BEGIN

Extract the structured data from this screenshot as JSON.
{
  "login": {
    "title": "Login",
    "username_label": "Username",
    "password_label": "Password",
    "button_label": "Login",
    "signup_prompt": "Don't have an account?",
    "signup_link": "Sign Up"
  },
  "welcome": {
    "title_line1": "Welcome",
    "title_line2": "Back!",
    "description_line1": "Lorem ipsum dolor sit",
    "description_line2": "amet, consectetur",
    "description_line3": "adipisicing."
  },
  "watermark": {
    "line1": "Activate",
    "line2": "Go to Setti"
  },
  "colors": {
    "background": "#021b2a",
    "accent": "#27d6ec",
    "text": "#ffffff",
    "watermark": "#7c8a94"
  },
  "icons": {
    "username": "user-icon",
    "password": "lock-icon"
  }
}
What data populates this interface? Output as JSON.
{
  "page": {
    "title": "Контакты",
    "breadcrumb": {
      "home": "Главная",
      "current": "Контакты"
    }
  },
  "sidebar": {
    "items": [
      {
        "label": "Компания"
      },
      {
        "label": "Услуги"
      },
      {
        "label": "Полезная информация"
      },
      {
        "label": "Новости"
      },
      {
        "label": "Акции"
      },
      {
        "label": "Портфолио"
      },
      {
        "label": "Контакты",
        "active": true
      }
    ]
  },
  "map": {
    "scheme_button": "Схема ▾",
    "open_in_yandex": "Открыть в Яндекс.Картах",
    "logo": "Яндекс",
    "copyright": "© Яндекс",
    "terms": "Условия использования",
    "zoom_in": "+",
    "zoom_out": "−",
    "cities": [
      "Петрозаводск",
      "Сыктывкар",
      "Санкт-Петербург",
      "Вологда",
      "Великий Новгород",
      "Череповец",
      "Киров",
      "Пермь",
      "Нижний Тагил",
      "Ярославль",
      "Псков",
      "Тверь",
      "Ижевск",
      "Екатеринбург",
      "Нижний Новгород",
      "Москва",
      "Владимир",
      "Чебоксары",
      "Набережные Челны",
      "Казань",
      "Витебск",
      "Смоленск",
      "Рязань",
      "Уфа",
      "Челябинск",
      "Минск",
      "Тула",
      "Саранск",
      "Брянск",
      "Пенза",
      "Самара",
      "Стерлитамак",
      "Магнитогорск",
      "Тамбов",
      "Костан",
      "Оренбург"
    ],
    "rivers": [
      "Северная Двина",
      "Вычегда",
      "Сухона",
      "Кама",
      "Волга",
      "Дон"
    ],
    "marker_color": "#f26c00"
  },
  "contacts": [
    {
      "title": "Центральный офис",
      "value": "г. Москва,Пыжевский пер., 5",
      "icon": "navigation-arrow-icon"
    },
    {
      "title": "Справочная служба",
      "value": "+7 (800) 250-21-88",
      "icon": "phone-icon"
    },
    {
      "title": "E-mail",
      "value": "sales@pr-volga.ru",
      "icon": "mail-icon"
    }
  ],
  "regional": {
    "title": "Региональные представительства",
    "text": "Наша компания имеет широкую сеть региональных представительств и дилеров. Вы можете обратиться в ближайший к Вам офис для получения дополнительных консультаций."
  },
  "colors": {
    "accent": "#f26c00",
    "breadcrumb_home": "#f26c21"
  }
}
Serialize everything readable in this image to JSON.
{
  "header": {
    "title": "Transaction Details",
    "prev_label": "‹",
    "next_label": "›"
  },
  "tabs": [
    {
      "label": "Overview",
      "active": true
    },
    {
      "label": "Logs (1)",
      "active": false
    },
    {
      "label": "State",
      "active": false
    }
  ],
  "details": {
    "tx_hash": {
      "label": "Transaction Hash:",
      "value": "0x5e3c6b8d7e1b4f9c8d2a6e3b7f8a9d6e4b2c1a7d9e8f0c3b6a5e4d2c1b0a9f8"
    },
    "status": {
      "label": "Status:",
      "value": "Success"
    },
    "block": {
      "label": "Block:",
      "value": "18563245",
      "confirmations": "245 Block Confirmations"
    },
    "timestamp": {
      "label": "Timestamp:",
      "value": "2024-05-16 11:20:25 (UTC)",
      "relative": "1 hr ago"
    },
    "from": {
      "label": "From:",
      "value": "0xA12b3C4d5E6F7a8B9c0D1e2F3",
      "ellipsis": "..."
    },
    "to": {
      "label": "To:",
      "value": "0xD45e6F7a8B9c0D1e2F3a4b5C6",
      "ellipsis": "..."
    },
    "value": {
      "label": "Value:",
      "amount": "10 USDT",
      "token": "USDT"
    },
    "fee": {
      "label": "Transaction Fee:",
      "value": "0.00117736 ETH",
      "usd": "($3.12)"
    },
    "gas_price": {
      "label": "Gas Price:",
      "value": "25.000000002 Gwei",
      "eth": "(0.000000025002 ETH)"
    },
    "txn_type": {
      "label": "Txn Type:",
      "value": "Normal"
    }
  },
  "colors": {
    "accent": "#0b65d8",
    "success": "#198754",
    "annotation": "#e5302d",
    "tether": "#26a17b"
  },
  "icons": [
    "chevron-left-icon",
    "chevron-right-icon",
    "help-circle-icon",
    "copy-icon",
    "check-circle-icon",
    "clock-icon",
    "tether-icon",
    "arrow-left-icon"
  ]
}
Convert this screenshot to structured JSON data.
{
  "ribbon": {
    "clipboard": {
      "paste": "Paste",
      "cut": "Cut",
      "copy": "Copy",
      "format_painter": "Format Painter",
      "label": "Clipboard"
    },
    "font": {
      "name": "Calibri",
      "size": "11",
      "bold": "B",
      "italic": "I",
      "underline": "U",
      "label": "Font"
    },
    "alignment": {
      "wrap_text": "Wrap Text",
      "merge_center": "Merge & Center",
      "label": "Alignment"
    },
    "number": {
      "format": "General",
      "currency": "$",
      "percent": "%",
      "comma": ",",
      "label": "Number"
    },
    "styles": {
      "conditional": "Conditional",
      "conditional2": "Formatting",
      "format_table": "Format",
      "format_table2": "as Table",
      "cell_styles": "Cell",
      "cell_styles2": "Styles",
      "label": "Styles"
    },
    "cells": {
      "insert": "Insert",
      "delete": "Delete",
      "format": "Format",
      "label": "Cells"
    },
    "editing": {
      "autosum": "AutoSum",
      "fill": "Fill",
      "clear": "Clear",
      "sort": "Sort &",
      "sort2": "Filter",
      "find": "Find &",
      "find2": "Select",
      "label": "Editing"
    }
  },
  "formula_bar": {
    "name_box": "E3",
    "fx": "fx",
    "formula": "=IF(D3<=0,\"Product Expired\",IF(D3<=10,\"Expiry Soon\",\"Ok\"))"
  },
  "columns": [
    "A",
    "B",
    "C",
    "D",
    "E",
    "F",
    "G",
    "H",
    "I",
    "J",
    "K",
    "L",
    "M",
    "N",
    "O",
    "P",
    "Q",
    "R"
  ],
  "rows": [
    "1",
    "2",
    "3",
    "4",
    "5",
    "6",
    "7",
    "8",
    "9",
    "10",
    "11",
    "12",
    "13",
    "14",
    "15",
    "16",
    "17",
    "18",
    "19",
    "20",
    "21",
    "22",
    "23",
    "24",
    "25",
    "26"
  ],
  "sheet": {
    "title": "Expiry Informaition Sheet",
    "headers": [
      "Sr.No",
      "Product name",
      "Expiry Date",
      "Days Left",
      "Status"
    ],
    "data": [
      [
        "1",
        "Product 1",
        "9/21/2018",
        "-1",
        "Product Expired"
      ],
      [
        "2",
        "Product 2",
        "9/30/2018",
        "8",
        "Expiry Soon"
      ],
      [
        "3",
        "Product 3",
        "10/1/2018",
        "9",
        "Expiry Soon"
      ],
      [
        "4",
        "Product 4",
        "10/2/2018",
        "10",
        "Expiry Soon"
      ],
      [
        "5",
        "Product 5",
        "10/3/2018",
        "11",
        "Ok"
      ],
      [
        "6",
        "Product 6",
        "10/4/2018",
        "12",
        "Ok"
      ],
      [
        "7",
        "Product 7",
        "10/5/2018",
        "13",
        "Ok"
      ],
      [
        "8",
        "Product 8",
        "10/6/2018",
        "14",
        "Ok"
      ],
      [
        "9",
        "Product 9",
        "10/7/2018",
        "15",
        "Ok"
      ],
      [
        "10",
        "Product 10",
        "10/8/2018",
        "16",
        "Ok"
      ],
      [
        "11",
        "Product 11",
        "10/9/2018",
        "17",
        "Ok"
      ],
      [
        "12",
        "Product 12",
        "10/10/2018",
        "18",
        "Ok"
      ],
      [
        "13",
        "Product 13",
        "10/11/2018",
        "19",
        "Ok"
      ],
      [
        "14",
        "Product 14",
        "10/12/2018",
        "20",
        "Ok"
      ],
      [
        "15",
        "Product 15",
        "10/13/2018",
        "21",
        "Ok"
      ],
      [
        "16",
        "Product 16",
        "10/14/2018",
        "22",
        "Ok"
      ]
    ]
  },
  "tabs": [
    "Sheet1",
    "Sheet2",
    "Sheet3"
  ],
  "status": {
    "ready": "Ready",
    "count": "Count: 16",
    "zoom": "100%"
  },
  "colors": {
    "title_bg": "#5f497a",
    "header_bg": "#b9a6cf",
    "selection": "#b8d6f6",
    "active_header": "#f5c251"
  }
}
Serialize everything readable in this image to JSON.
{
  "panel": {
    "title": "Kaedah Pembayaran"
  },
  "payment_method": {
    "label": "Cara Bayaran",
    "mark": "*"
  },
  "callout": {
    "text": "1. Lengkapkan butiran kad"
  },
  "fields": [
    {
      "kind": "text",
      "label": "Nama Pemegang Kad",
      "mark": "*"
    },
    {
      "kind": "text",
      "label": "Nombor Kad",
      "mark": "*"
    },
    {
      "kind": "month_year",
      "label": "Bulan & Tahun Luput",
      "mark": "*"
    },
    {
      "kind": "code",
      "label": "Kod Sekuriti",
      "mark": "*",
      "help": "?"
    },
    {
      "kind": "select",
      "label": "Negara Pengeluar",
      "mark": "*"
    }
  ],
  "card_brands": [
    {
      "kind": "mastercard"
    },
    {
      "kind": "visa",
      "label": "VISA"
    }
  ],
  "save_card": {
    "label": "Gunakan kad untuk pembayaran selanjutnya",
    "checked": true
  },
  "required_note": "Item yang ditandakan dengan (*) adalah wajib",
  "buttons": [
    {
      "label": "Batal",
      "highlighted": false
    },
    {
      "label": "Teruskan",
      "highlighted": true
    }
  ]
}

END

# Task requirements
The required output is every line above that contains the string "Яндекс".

# Exercise response
    "open_in_yandex": "Открыть в Яндекс.Картах",
    "logo": "Яндекс",
    "copyright": "© Яндекс",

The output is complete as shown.